Sufjan Stevens - Come on feel the Illinoise!

I'm reminded of the words of Voltaire, who, at the end of a lengthy letter to a friend apologised for his verbosity. He explained that he just hadn't had the time to make it shorter.

 

 

Sufjan Stevens – Come on feel the Illinoise!

 

Sufjan Stevens has set himself the unenviable task of recording tribute albums to each of America's fifty states. After Michigan we reach Illinois. You probably know a fair bit about Stevens as he's one of the most critically acclaimed artists to have hit the scene in the last few years. His religious beliefs have attracted attention (for reasons that I don't really understand – he's hardly Pat Boone) but in the main it is his song-writing skills that have taken centre stage. And rightly so. His talent is also manifest in the interesting orchestrations that he conjures up. On Illinois he's filled the album out with a string quartet, a choir, horns and even the kitchen sink gets played on one track. Actually, that's not true, sadly, but maybe he's saving that up for Alabama.

 

The album opens with two short introductory tracks.

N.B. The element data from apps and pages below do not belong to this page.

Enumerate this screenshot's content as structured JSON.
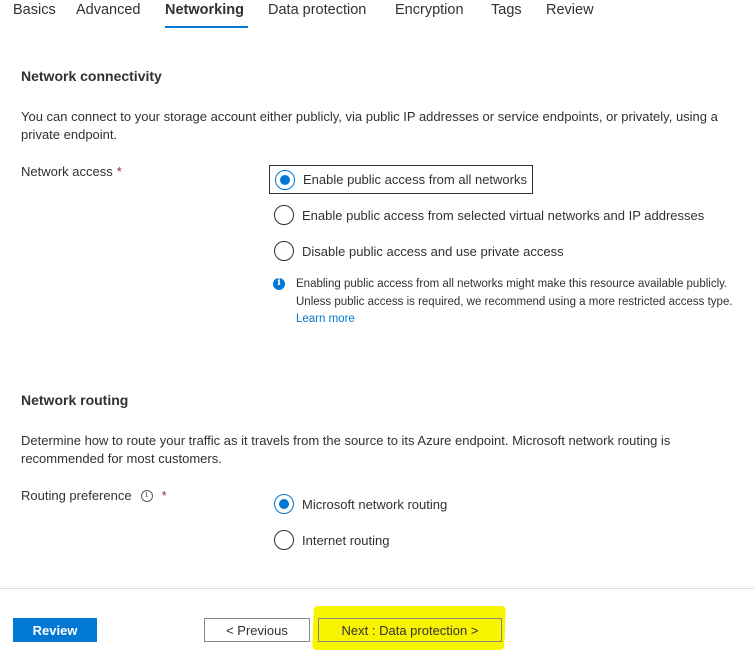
{
  "tabs": [
    {
      "label": "Basics"
    },
    {
      "label": "Advanced"
    },
    {
      "label": "Networking"
    },
    {
      "label": "Data protection"
    },
    {
      "label": "Encryption"
    },
    {
      "label": "Tags"
    },
    {
      "label": "Review"
    }
  ],
  "active_tab": "Networking",
  "network_connectivity": {
    "title": "Network connectivity",
    "description": "You can connect to your storage account either publicly, via public IP addresses or service endpoints, or privately, using a private endpoint.",
    "network_access_label": "Network access",
    "required_marker": "*",
    "options": [
      {
        "label": "Enable public access from all networks",
        "selected": true
      },
      {
        "label": "Enable public access from selected virtual networks and IP addresses",
        "selected": false
      },
      {
        "label": "Disable public access and use private access",
        "selected": false
      }
    ],
    "info_text": "Enabling public access from all networks might make this resource available publicly. Unless public access is required, we recommend using a more restricted access type.",
    "info_link": "Learn more"
  },
  "network_routing": {
    "title": "Network routing",
    "description": "Determine how to route your traffic as it travels from the source to its Azure endpoint. Microsoft network routing is recommended for most customers.",
    "routing_label": "Routing preference",
    "required_marker": "*",
    "options": [
      {
        "label": "Microsoft network routing",
        "selected": true
      },
      {
        "label": "Internet routing",
        "selected": false
      }
    ]
  },
  "footer": {
    "review_label": "Review",
    "previous_label": "< Previous",
    "next_label": "Next : Data protection >"
  },
  "colors": {
    "accent": "#0078d4",
    "highlight": "#f8f400"
  }
}
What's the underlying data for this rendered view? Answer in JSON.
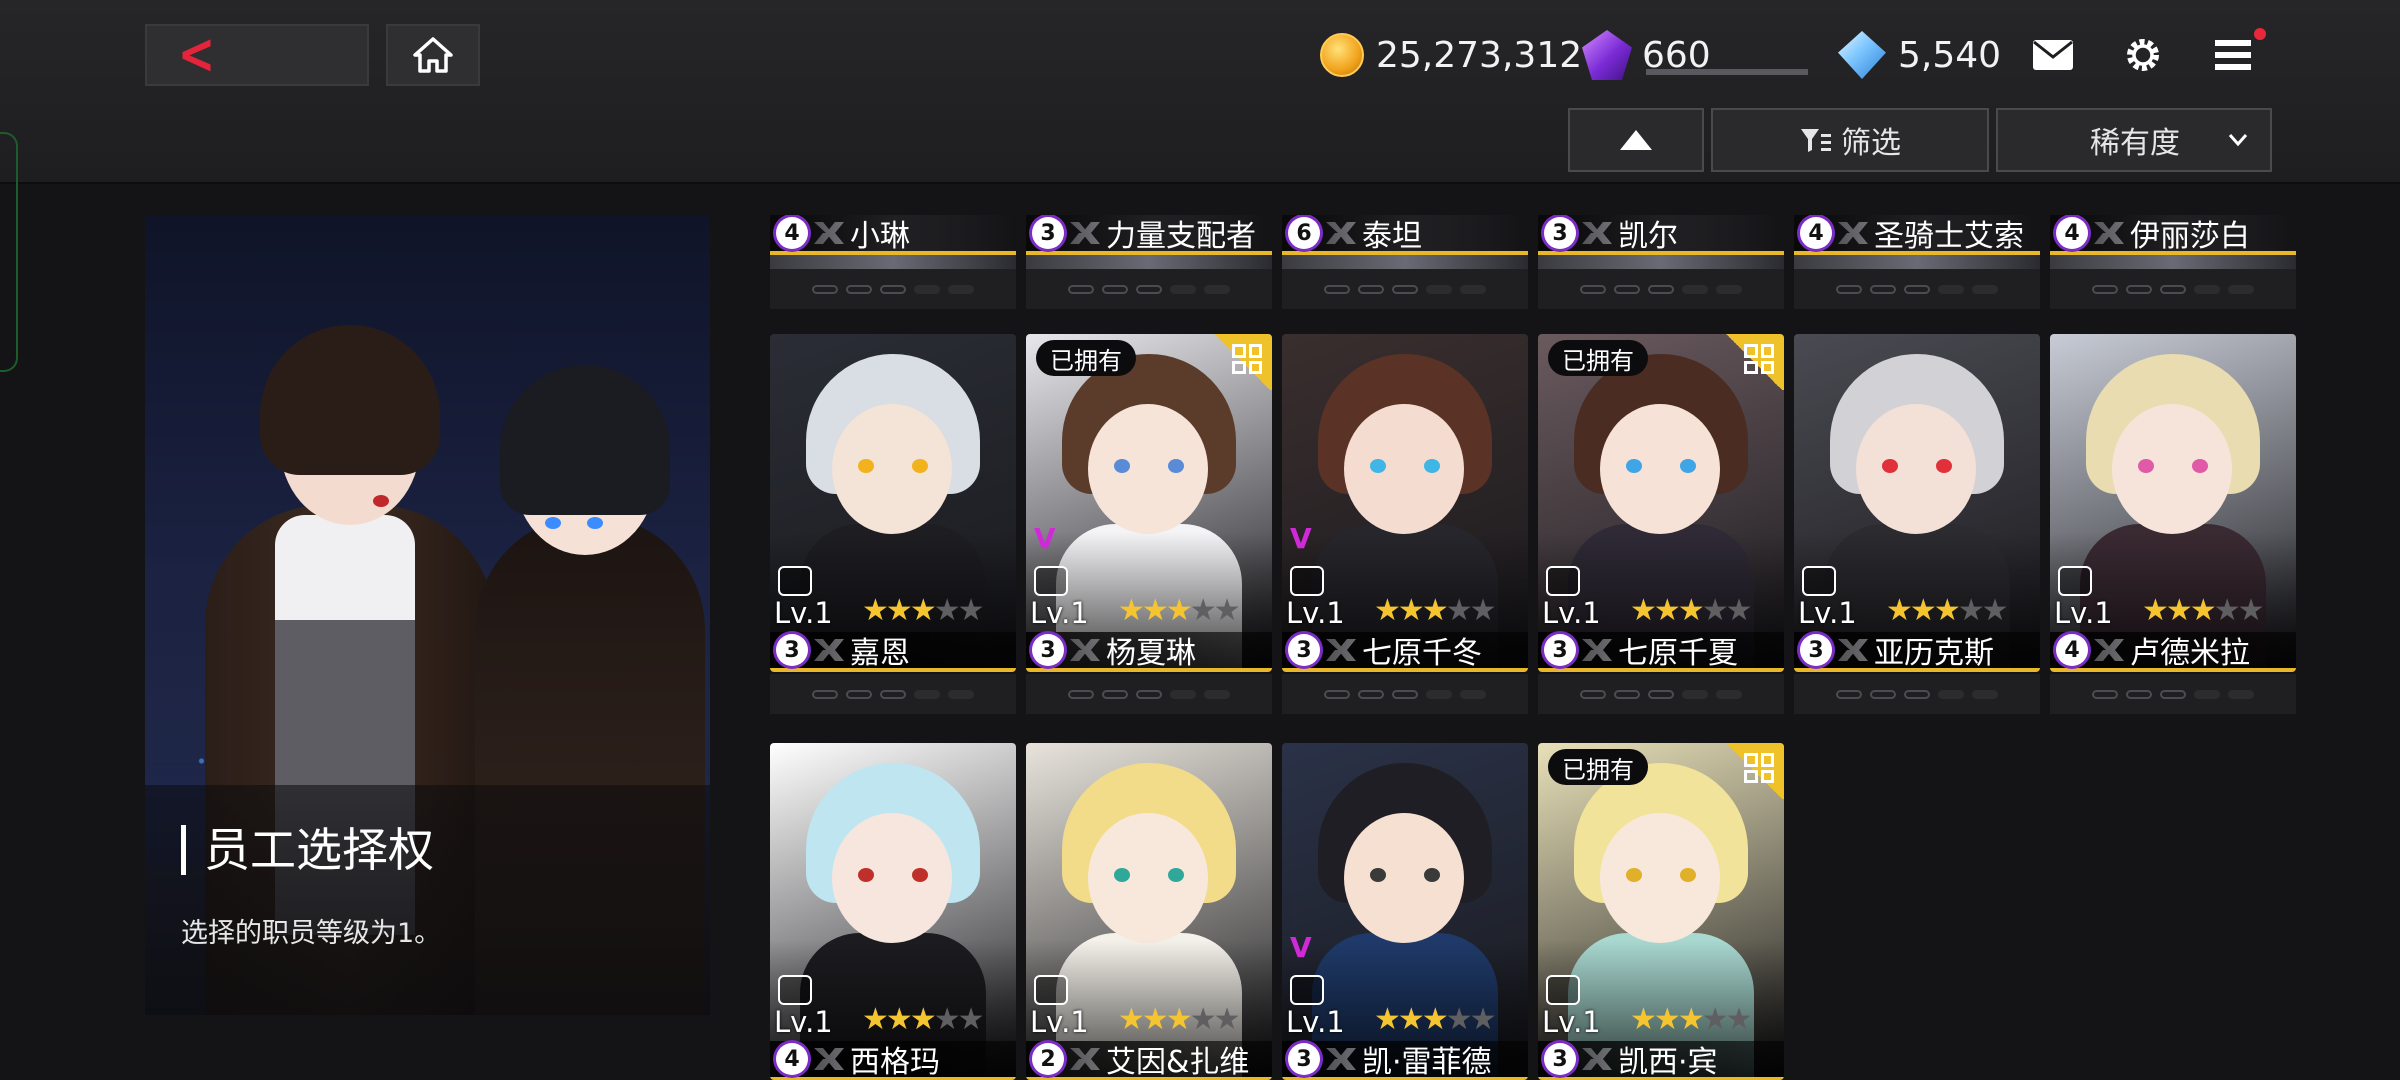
{
  "header": {
    "gold": "25,273,312",
    "crystals": "660",
    "stamina_fraction": 0,
    "gems": "5,540",
    "has_notification": true,
    "icons": [
      "back-chevron-icon",
      "home-icon",
      "gold-coin-icon",
      "purple-crystal-icon",
      "blue-diamond-icon",
      "mail-icon",
      "settings-gear-icon",
      "menu-icon"
    ]
  },
  "toolbar": {
    "filter_label": "筛选",
    "sort_label": "稀有度"
  },
  "left_panel": {
    "title": "员工选择权",
    "description": "选择的职员等级为1。"
  },
  "top_row": [
    {
      "rank": "4",
      "name": "小琳"
    },
    {
      "rank": "3",
      "name": "力量支配者"
    },
    {
      "rank": "6",
      "name": "泰坦"
    },
    {
      "rank": "3",
      "name": "凯尔"
    },
    {
      "rank": "4",
      "name": "圣骑士艾索"
    },
    {
      "rank": "4",
      "name": "伊丽莎白"
    }
  ],
  "cards": [
    {
      "name": "嘉恩",
      "rank": "3",
      "level": "Lv.1",
      "stars": 3,
      "owned": false,
      "owned_label": "",
      "v_mark": false
    },
    {
      "name": "杨夏琳",
      "rank": "3",
      "level": "Lv.1",
      "stars": 3,
      "owned": true,
      "owned_label": "已拥有",
      "v_mark": true
    },
    {
      "name": "七原千冬",
      "rank": "3",
      "level": "Lv.1",
      "stars": 3,
      "owned": false,
      "owned_label": "",
      "v_mark": true
    },
    {
      "name": "七原千夏",
      "rank": "3",
      "level": "Lv.1",
      "stars": 3,
      "owned": true,
      "owned_label": "已拥有",
      "v_mark": false
    },
    {
      "name": "亚历克斯",
      "rank": "3",
      "level": "Lv.1",
      "stars": 3,
      "owned": false,
      "owned_label": "",
      "v_mark": false
    },
    {
      "name": "卢德米拉",
      "rank": "4",
      "level": "Lv.1",
      "stars": 3,
      "owned": false,
      "owned_label": "",
      "v_mark": false
    },
    {
      "name": "西格玛",
      "rank": "4",
      "level": "Lv.1",
      "stars": 3,
      "owned": false,
      "owned_label": "",
      "v_mark": false
    },
    {
      "name": "艾因&扎维",
      "rank": "2",
      "level": "Lv.1",
      "stars": 3,
      "owned": false,
      "owned_label": "",
      "v_mark": false
    },
    {
      "name": "凯·雷菲德",
      "rank": "3",
      "level": "Lv.1",
      "stars": 3,
      "owned": false,
      "owned_label": "",
      "v_mark": true
    },
    {
      "name": "凯西·宾",
      "rank": "3",
      "level": "Lv.1",
      "stars": 3,
      "owned": true,
      "owned_label": "已拥有",
      "v_mark": false
    }
  ],
  "colors": {
    "accent_red": "#e3243b",
    "rank_purple": "#7b2cc4",
    "gold_bar": "#e9b72a",
    "star_gold": "#f5c531"
  }
}
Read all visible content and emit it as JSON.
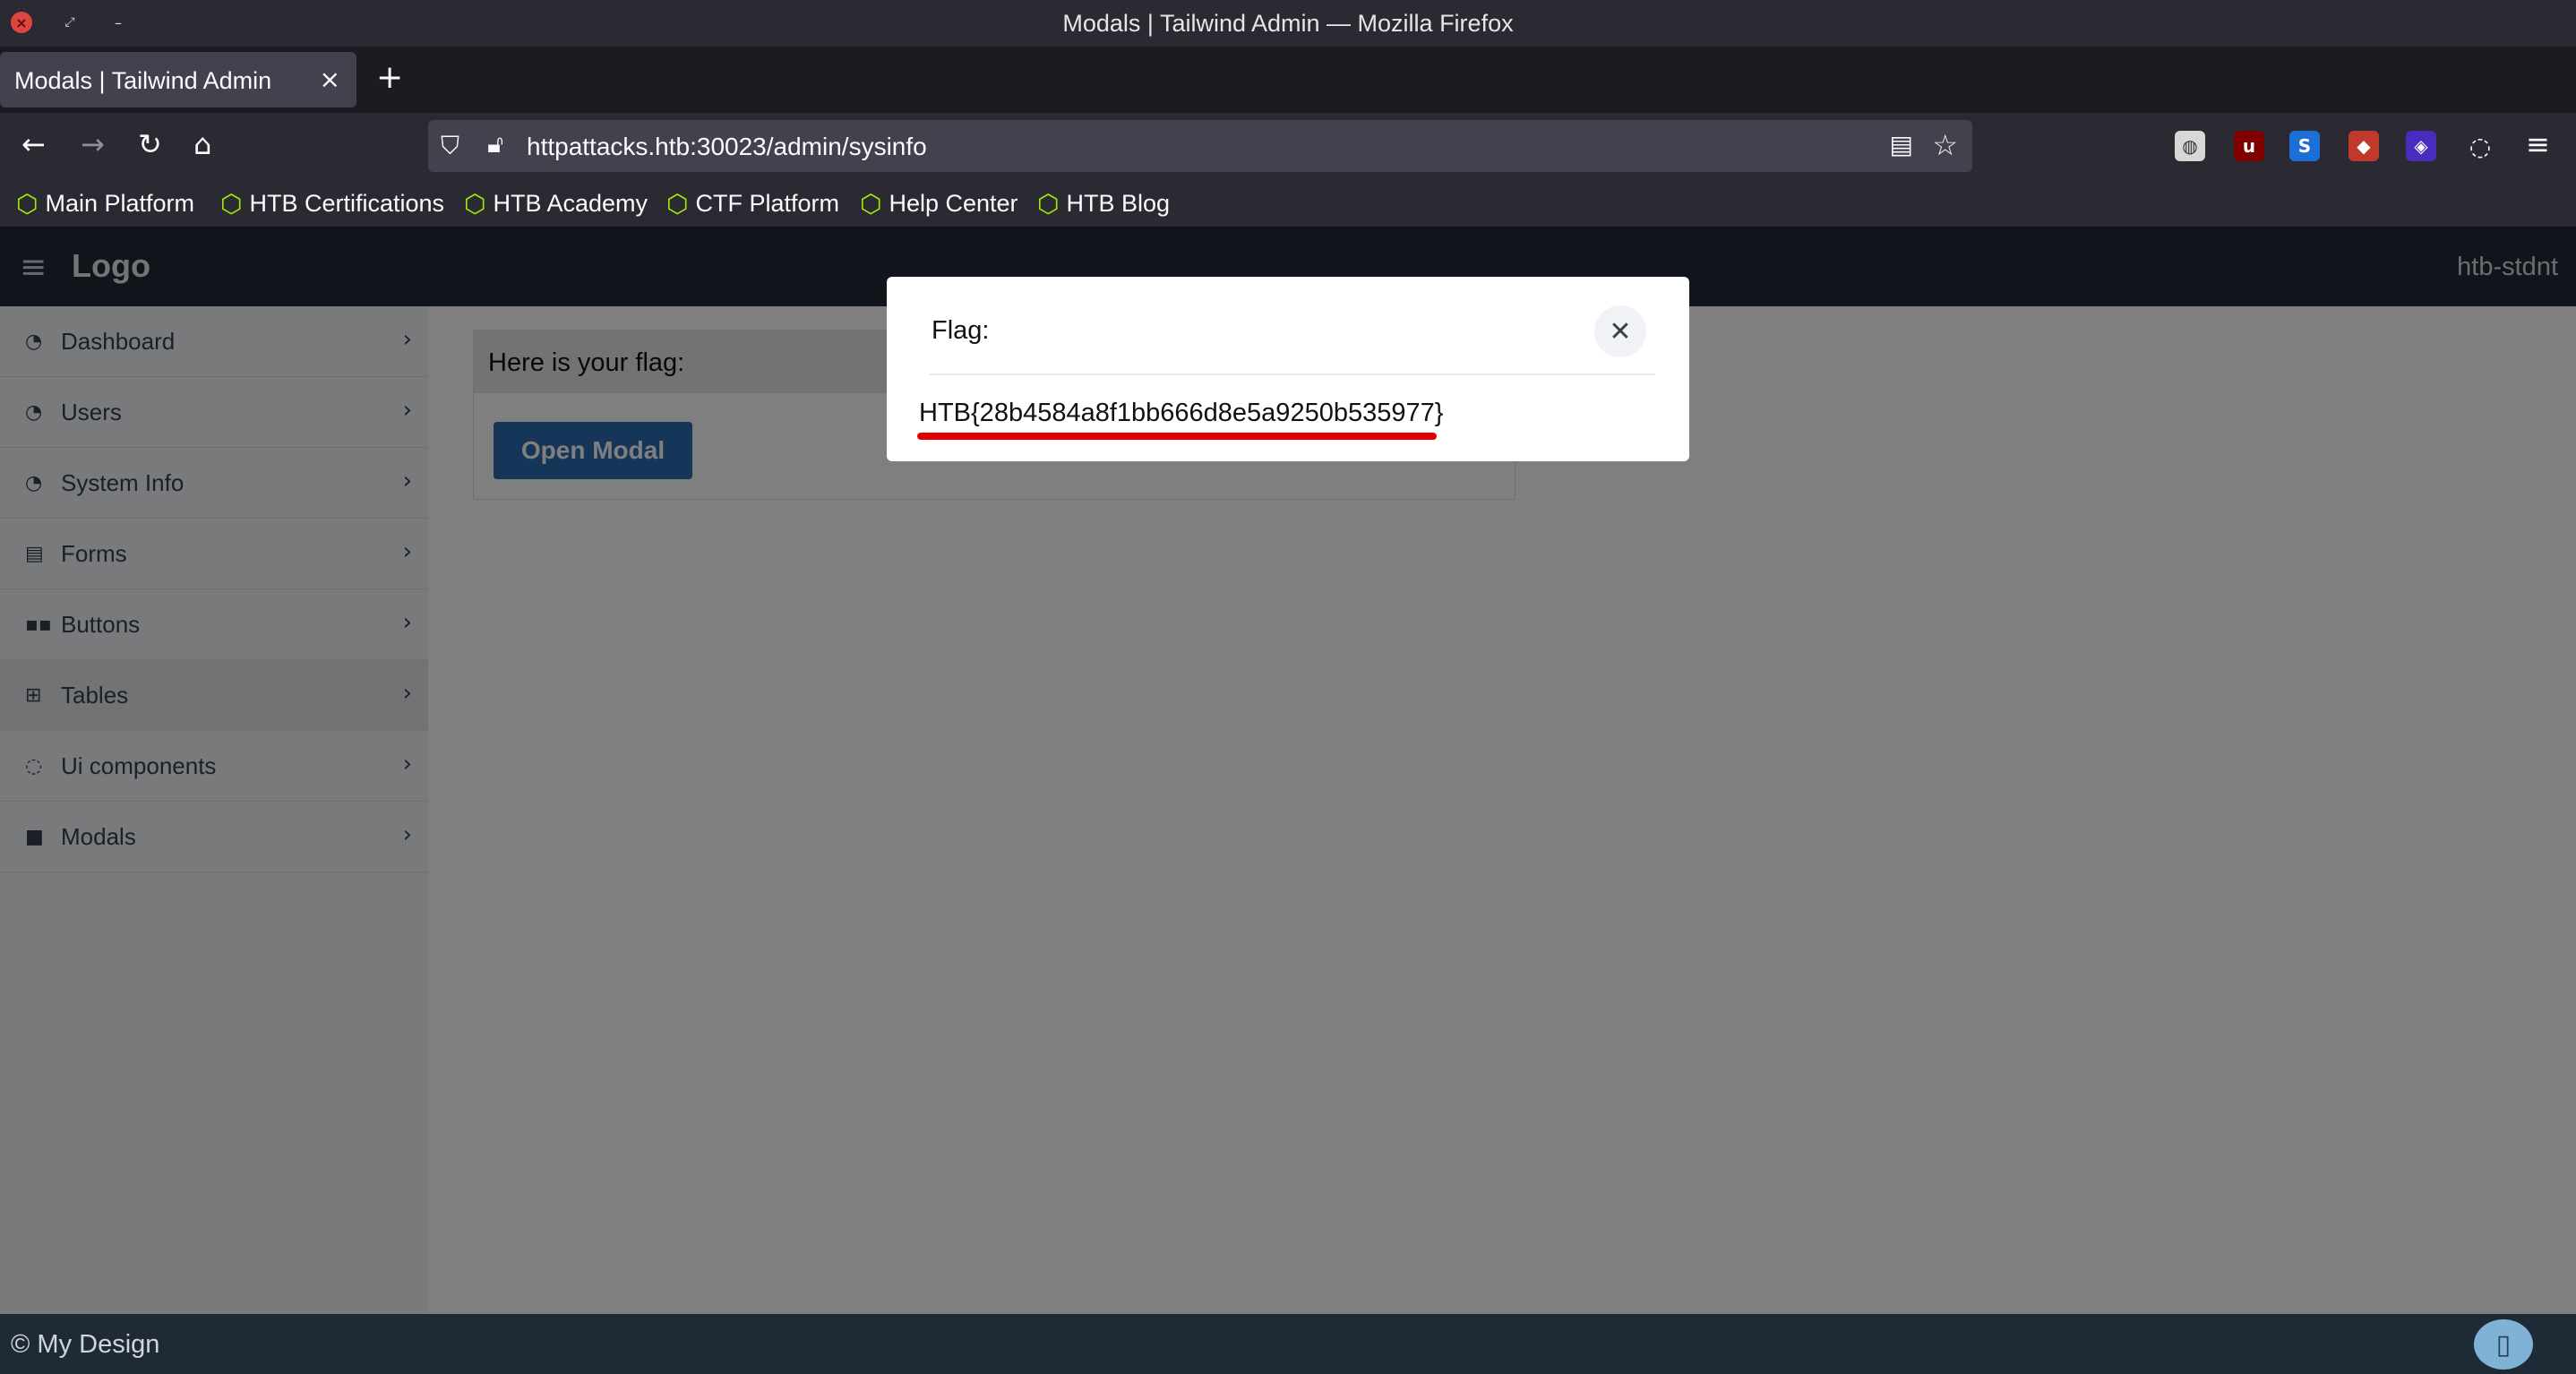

Most of the tracks have ridiculously long titles for some reason so I'm not going to name them here but the second one comes on like the Polyphonic Spree doing a medieval number before being drowned out by horns and drums. The album really gets going with the third track – 'Come On! Feel The Illinoise!: Part I: The World's Columbian Exposition/Part II: Carl Sandburg Visits Me In A Dream'. See what I mean? And there are a few with longer titles than this. Anyway, it starts off in a jaunty fashion with xylophones, drums and horns (reminding me a little of Eric Matthews – whatever happened to him?). It's one of those great songs that doesn't go verse – chorus – verse but instead goes chorus – chorus1 – chorus, if you know what I mean. Anyway, after a few minutes it takes a detour in The Cure's Close to Me. I don't know if this is intentional or not, but it does. There seems to be a bit of this kind of thing going on at the moment – Beck (unintentionally, I'm sure) borrowed from Faust IV on his recent album. Anyway, the Cure motif carries on throughout the remainder of the song as female choirs come and go and a good time is had by all.

 

It would be easy to think that Stevens is a little sugary sweet from the instruments he uses. But you'd be wrong. The very next track details the crimes of John Wayne Gacy Jr., the mass murderer who killed thirty-three young boys in the seventies. Over just a piano and acoustic guitar Stevens accomplishes the very tricky feat of writing a beautiful and compassionate song about a very difficult subject. Another song that deals with a difficult issue is Casimir Pulaski Day – a young girl's death from cancer is detailed in a similarly restrained and poignant way. No, despite the silly titles and the playful nature of some of the songs, Stevens is a mature songwriter not afraid to tackle difficult subjects.

 

But there is a problem with this album. Rather like this sentence, it is far far far far far far far far far far far far far far far far far far far far too long. Now, this is one of my usual bugbears but I think it really matters here. (Apocryphally perhaps, the CD is 80 minutes in length because the then head of Phillips was a huge fan of Beethoven's Ninth  - imagine if he'd loved Pet Sounds instead...) The reason? Well, unlike on most albums there isn't any filler here. It's not like it's padded out with rubbish. The trouble is that there are seventy-seven minutes of Sufjan. Love him as I do this is too much. His voice doesn't really alter – frail and wispy and sounding like he needs to eat a few steaks – and the songs end up becoming interchangeable after the first half has passed you by. Also, the technique of rocking out and then paring everything back for the verse is used too often. And anyway, it's not as if he hasn't set himself a difficult enough task with his 50 states project – he could have saved half of this album for the next one. He'd have had to change the words of course but I'm sure that wouldn't have been a problem.

 

But I know that I'm going to listen to this album a lot more frequently than I would have had it clocked in at a respectable 40 odd minutes. There's some out there who would no doubt find this criticism unduly harsh. But I'm reminded of the words of Voltaire, who, at the end of a lengthy letter to a friend apologised for his verbosity. He explained that he just hadn't had the time to make it shorter. Editing is a hard and difficult process but it is also a very necessary one.

 

It is still a very good album of course, but I can't envisage too many getting through the whole lot in one go. And this would be a shame because there are some good tracks tucked away past the hour mark. Maybe he could do Hawaii next and make it a mini album.

 

Words: Chris Dawson.